A year of investigation by a Kalaru man and a Brisbane journalist may lead to the freedom of a man who has spent over a quarter of a century behind bars.
A podcast titled Curtain, by human rights advocate Martin Hodgson and Rockhampton-born journalist Amy McQuire, has shed new light on a case of a man whose innocence has become part of Rockhampton folklore in the years since his incarceration.
Woorabinda man Kevin Allen Henry was handed a life sentence for the murder of a 36-year-old woman named Linda (last name omitted for cultural reasons) at the Fitzroy River in 1991, despite three women also being charged with the same offence under different circumstances.
Mr Hodgson has uncovered new evidence, including a witness statement found in the files of the Aboriginal Legal Service, he says shows Henry could not have committed the crime and is pushing for an official pardon from the Queensland Governor.
“We have the evidence he’s innocent, which was all available at the time had the police done their job,” Mr Hodgson said.
“They [the police] stopped investigating the day they charged him, and they hadn’t even spoken to all the witnesses.
“A pardon could take years, and Kevin wants to get out.”
The police case rested on Henry’s confession, which Mr Hodgson said was taken under duress and after his request for a lawyer had been denied.
“After six days they had a murder case wrapped up, with four people charged with the same murder under two separate circumstances,” Mr Hodgson said.
“There was absolutely no forensic evidence and the cause of death was not even known at that point.”
Despite her official cause of death being listed as drowning, Linda had been brutally assaulted by three women prior to her death.
While the women were also charged with murder, the charges were eventually reduced to grievous bodily harm after it was found together they had caused severe bruising, mouth lacerations and bleeding on the brain, and thrust an object into Linda’s perineum.
Henry has now served his 25-year sentence, but has been denied parole and remains in Capricornia Correctional Centre north of Rockhampton where he and other inmates have been listening to the podcast.
The podcast, named after Henry’s nickname, has garnered a following around Australia and overseas, with listeners tuning in each week for installments including interviews with experts in the areas of forensics and false confessions.
“One of the problems we found was almost everyone there at the time are dead,” Mr Hodgson said.
He said further reform is needed within the Queensland parole system, with recent changes the first since 1937.
“Kevin has done everything he can to meet requirements, and he’s in the lowest level security section of the prison,” Mr Hodgson said.
“We’re hoping the parole board will come to the party and because he’s eligible nothing is stopping them, they can release him now.

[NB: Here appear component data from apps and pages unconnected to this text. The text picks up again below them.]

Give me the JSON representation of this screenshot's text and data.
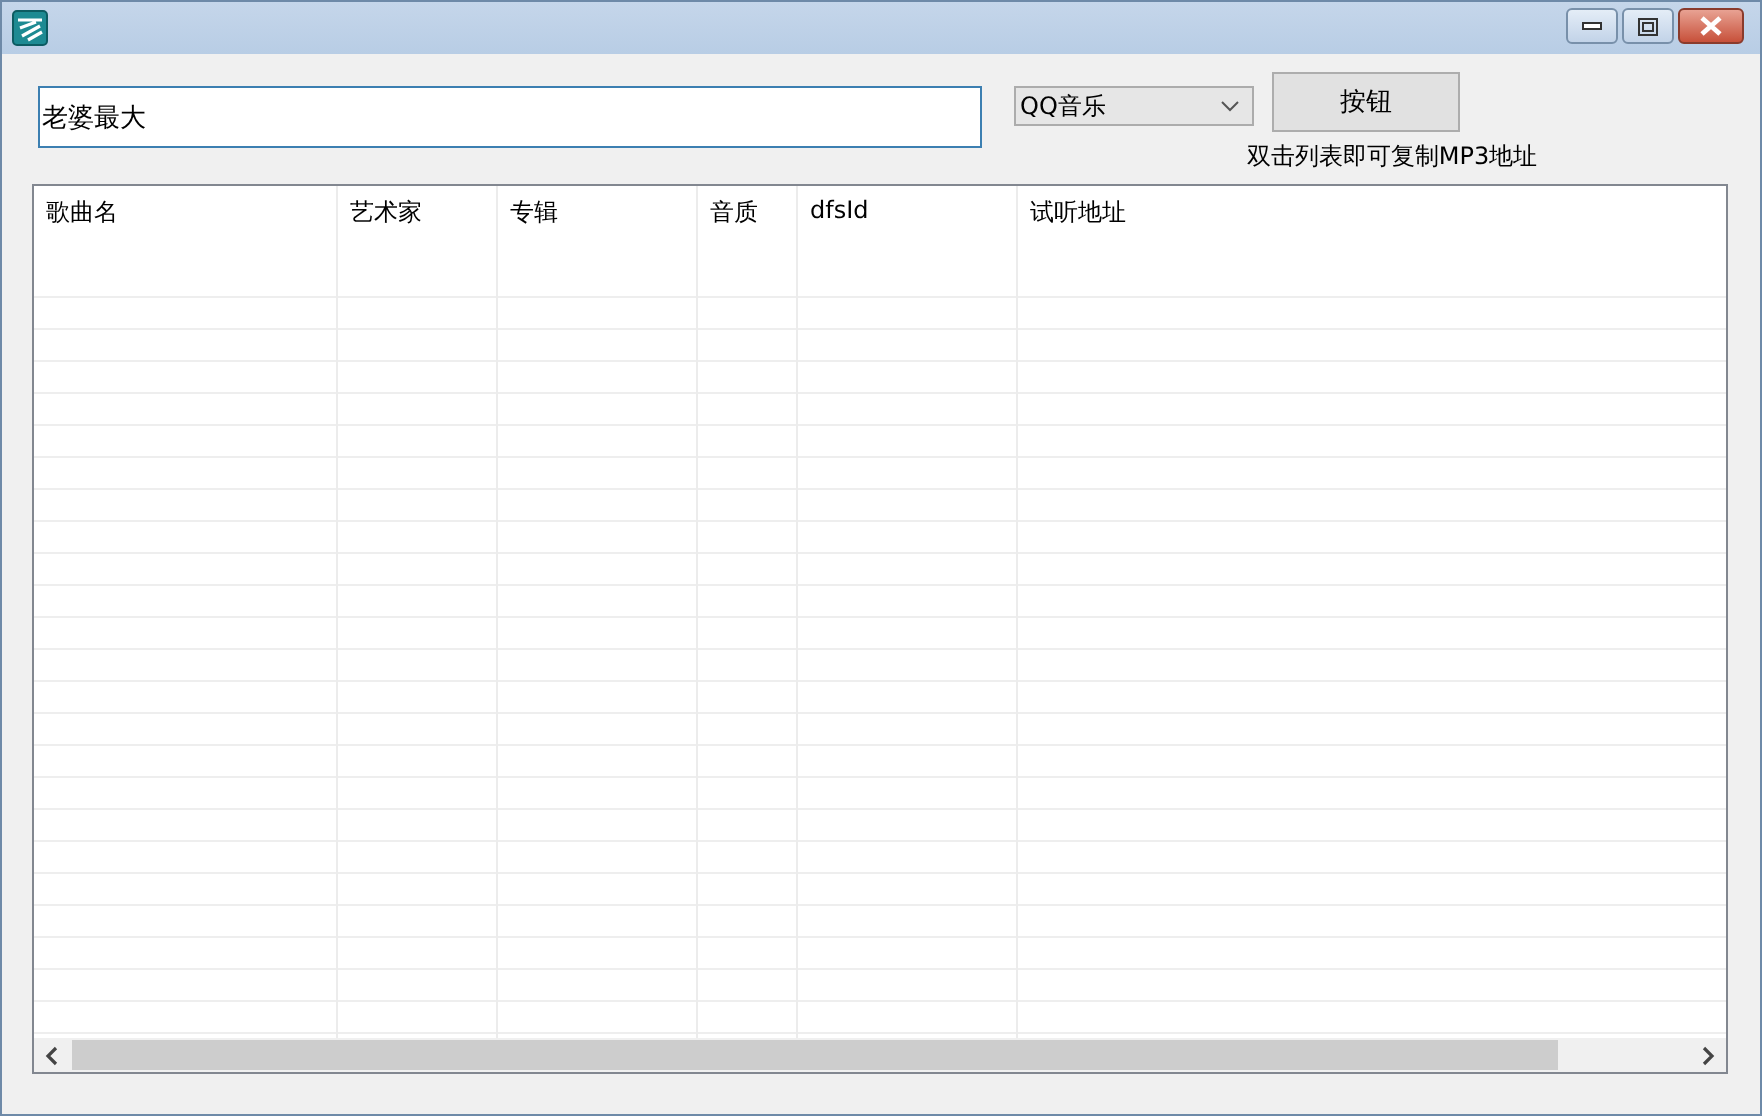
{
  "search": {
    "value": "老婆最大"
  },
  "source_select": {
    "value": "QQ音乐"
  },
  "button": {
    "label": "按钮"
  },
  "hint": "双击列表即可复制MP3地址",
  "table": {
    "columns": [
      "歌曲名",
      "艺术家",
      "专辑",
      "音质",
      "dfsId",
      "试听地址"
    ]
  }
}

“And, even if he does get parole we won’t stop until he’s proven innocent and pardoned by the Governor.”
Woorabinda elders and the community have signed a petition pushing for Henry’s release.
“I have arranged culturally appropriate housing for him, and even though he hasn’t drunk in 25 years we have a place in a rehabilitation centre for him,” Mr Hodgson said.
“We also have counselling organised and a psychologist, so everything has been put in place.”